=== Begin Enclosure ===
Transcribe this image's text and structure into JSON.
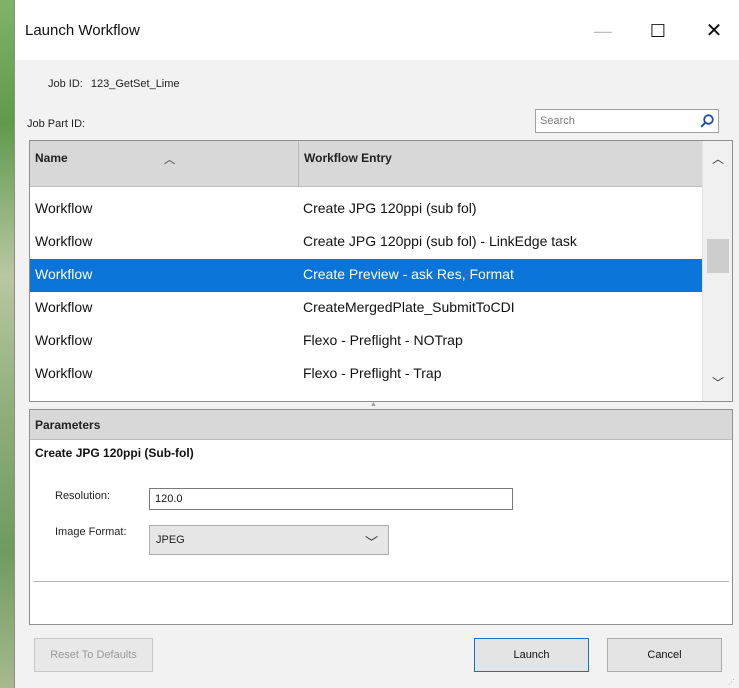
{
  "window": {
    "title": "Launch Workflow",
    "controls": {
      "minimize": "—",
      "maximize": "☐",
      "close": "✕"
    }
  },
  "job": {
    "id_label": "Job ID:",
    "id_value": "123_GetSet_Lime",
    "part_label": "Job Part ID:"
  },
  "search": {
    "placeholder": "Search",
    "value": ""
  },
  "table": {
    "columns": [
      "Name",
      "Workflow Entry"
    ],
    "sorted_column": "Name",
    "rows": [
      {
        "name": "Workflow",
        "entry": "Create JPG 120ppi (sub fol)",
        "selected": false
      },
      {
        "name": "Workflow",
        "entry": "Create JPG 120ppi (sub fol) - LinkEdge task",
        "selected": false
      },
      {
        "name": "Workflow",
        "entry": "Create Preview - ask Res, Format",
        "selected": true
      },
      {
        "name": "Workflow",
        "entry": "CreateMergedPlate_SubmitToCDI",
        "selected": false
      },
      {
        "name": "Workflow",
        "entry": "Flexo - Preflight - NOTrap",
        "selected": false
      },
      {
        "name": "Workflow",
        "entry": "Flexo - Preflight - Trap",
        "selected": false
      }
    ]
  },
  "parameters": {
    "header": "Parameters",
    "workflow_title": "Create JPG 120ppi (Sub-fol)",
    "resolution_label": "Resolution:",
    "resolution_value": "120.0",
    "image_format_label": "Image Format:",
    "image_format_value": "JPEG"
  },
  "buttons": {
    "reset": "Reset To Defaults",
    "launch": "Launch",
    "cancel": "Cancel"
  },
  "colors": {
    "selection": "#0a74d8",
    "header_bg": "#d8d8d8",
    "dialog_bg": "#f2f2f2"
  },
  "icons": {
    "search": "search-icon",
    "sort": "sort-ascending-icon",
    "dropdown": "chevron-down-icon",
    "scroll_up": "chevron-up-icon",
    "scroll_down": "chevron-down-icon"
  }
}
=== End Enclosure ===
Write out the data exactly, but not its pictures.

Transcribe this image's text and structure into JSON.
{
  "window": {
    "title": "Launch Workflow",
    "controls": {
      "minimize": "—",
      "maximize": "☐",
      "close": "✕"
    }
  },
  "job": {
    "id_label": "Job ID:",
    "id_value": "123_GetSet_Lime",
    "part_label": "Job Part ID:"
  },
  "search": {
    "placeholder": "Search",
    "value": ""
  },
  "table": {
    "columns": [
      "Name",
      "Workflow Entry"
    ],
    "sorted_column": "Name",
    "rows": [
      {
        "name": "Workflow",
        "entry": "Create JPG 120ppi (sub fol)",
        "selected": false
      },
      {
        "name": "Workflow",
        "entry": "Create JPG 120ppi (sub fol) - LinkEdge task",
        "selected": false
      },
      {
        "name": "Workflow",
        "entry": "Create Preview - ask Res, Format",
        "selected": true
      },
      {
        "name": "Workflow",
        "entry": "CreateMergedPlate_SubmitToCDI",
        "selected": false
      },
      {
        "name": "Workflow",
        "entry": "Flexo - Preflight - NOTrap",
        "selected": false
      },
      {
        "name": "Workflow",
        "entry": "Flexo - Preflight - Trap",
        "selected": false
      }
    ]
  },
  "parameters": {
    "header": "Parameters",
    "workflow_title": "Create JPG 120ppi (Sub-fol)",
    "resolution_label": "Resolution:",
    "resolution_value": "120.0",
    "image_format_label": "Image Format:",
    "image_format_value": "JPEG"
  },
  "buttons": {
    "reset": "Reset To Defaults",
    "launch": "Launch",
    "cancel": "Cancel"
  },
  "colors": {
    "selection": "#0a74d8",
    "header_bg": "#d8d8d8",
    "dialog_bg": "#f2f2f2"
  },
  "icons": {
    "search": "search-icon",
    "sort": "sort-ascending-icon",
    "dropdown": "chevron-down-icon",
    "scroll_up": "chevron-up-icon",
    "scroll_down": "chevron-down-icon"
  }
}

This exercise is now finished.